Component data from apps and pages
━━━━━━
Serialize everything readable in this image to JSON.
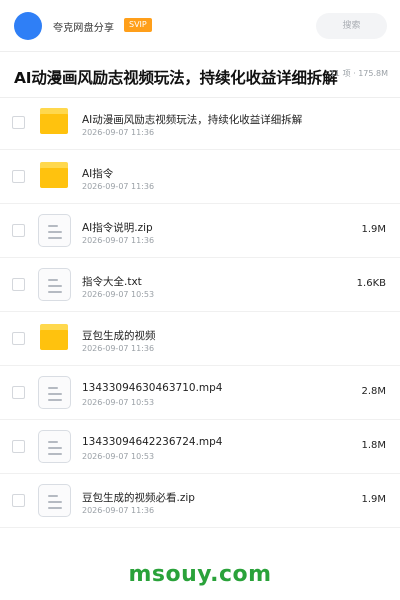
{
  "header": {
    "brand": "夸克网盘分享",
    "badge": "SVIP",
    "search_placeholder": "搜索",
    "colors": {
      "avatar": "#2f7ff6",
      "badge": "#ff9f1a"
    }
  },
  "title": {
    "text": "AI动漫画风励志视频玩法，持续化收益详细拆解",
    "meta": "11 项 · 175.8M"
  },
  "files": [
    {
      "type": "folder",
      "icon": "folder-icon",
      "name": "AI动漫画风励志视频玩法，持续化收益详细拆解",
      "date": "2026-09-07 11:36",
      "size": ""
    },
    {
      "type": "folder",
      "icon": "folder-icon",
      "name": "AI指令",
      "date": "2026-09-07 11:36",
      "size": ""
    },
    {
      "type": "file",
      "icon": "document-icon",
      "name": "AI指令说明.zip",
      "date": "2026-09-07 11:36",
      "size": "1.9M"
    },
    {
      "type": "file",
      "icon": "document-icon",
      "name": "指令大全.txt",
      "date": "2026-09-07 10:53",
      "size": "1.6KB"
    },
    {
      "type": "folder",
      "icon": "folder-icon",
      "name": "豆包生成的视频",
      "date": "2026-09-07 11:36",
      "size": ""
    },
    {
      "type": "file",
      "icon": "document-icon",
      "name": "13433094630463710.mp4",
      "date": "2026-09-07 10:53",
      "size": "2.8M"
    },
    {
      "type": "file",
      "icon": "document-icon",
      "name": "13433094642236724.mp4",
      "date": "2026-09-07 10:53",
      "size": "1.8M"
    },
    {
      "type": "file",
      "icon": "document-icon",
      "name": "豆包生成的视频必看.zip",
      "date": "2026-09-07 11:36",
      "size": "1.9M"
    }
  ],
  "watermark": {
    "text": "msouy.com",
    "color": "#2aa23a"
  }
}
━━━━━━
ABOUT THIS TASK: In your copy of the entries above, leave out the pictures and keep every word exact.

THE ANSWER:
Serialize everything readable in this image to JSON.
{
  "header": {
    "brand": "夸克网盘分享",
    "badge": "SVIP",
    "search_placeholder": "搜索",
    "colors": {
      "avatar": "#2f7ff6",
      "badge": "#ff9f1a"
    }
  },
  "title": {
    "text": "AI动漫画风励志视频玩法，持续化收益详细拆解",
    "meta": "11 项 · 175.8M"
  },
  "files": [
    {
      "type": "folder",
      "icon": "folder-icon",
      "name": "AI动漫画风励志视频玩法，持续化收益详细拆解",
      "date": "2026-09-07 11:36",
      "size": ""
    },
    {
      "type": "folder",
      "icon": "folder-icon",
      "name": "AI指令",
      "date": "2026-09-07 11:36",
      "size": ""
    },
    {
      "type": "file",
      "icon": "document-icon",
      "name": "AI指令说明.zip",
      "date": "2026-09-07 11:36",
      "size": "1.9M"
    },
    {
      "type": "file",
      "icon": "document-icon",
      "name": "指令大全.txt",
      "date": "2026-09-07 10:53",
      "size": "1.6KB"
    },
    {
      "type": "folder",
      "icon": "folder-icon",
      "name": "豆包生成的视频",
      "date": "2026-09-07 11:36",
      "size": ""
    },
    {
      "type": "file",
      "icon": "document-icon",
      "name": "13433094630463710.mp4",
      "date": "2026-09-07 10:53",
      "size": "2.8M"
    },
    {
      "type": "file",
      "icon": "document-icon",
      "name": "13433094642236724.mp4",
      "date": "2026-09-07 10:53",
      "size": "1.8M"
    },
    {
      "type": "file",
      "icon": "document-icon",
      "name": "豆包生成的视频必看.zip",
      "date": "2026-09-07 11:36",
      "size": "1.9M"
    }
  ],
  "watermark": {
    "text": "msouy.com",
    "color": "#2aa23a"
  }
}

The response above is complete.